In the 1890 book, The Sign of the Four, Sir Arthur Conan Doyle’s Sherlock Holmes illuminated how he came to conclusions: “How often have I said to you that when you have eliminated the impossible, whatever remains, however improbable, must be the truth?”
These words are sometimes quoted as an illustration of how logic demands that we must side with mundane alternatives to seemingly fantastical reports, no matter how remote or unlikely the mundane alternative may be.
The problem with using Holmes’ method is that the phrase “when you have eliminated the impossible” applies only to situations in which we are aware of what is impossible.

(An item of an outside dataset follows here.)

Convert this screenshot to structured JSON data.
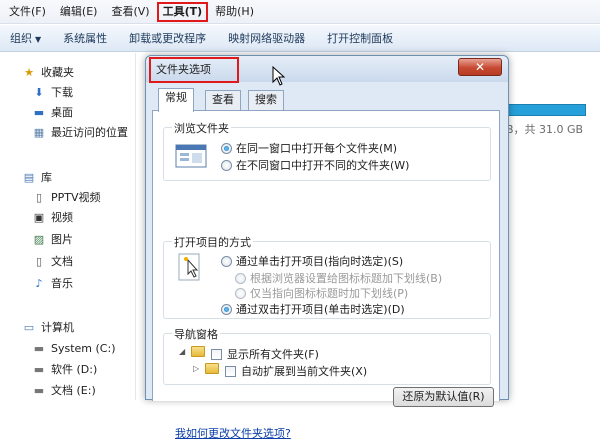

As much as we might pretend otherwise, there are very few situations in which our knowledge of what is impossible approaches the absolute.
We’d be well advised to pay more heed to Holmes’ defense of the improbable, for reality does not care one whit what we consider improbable.